> [Task data]:

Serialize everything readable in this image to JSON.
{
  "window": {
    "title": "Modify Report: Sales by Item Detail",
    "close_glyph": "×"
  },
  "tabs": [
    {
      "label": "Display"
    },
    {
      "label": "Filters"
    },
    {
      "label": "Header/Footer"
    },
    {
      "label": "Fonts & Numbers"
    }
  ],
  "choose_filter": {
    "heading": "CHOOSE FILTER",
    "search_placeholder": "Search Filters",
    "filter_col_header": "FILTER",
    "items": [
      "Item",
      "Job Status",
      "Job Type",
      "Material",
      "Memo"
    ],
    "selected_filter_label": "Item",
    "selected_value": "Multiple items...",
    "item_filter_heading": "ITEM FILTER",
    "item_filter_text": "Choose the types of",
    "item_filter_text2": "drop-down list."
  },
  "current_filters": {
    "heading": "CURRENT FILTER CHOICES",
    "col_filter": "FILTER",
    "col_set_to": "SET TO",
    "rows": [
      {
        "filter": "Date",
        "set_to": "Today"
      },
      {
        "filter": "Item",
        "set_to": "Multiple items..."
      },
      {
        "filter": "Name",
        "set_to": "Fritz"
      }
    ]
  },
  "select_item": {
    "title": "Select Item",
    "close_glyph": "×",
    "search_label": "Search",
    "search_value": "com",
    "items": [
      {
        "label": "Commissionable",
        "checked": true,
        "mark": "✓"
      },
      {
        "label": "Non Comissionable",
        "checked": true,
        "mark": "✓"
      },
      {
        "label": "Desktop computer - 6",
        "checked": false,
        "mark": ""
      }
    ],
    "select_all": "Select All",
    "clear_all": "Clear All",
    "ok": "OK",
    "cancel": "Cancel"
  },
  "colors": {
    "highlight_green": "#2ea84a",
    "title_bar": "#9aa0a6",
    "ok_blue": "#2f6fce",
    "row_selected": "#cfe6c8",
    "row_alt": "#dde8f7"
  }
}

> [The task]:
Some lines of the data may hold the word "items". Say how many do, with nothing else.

> [Result below]:
4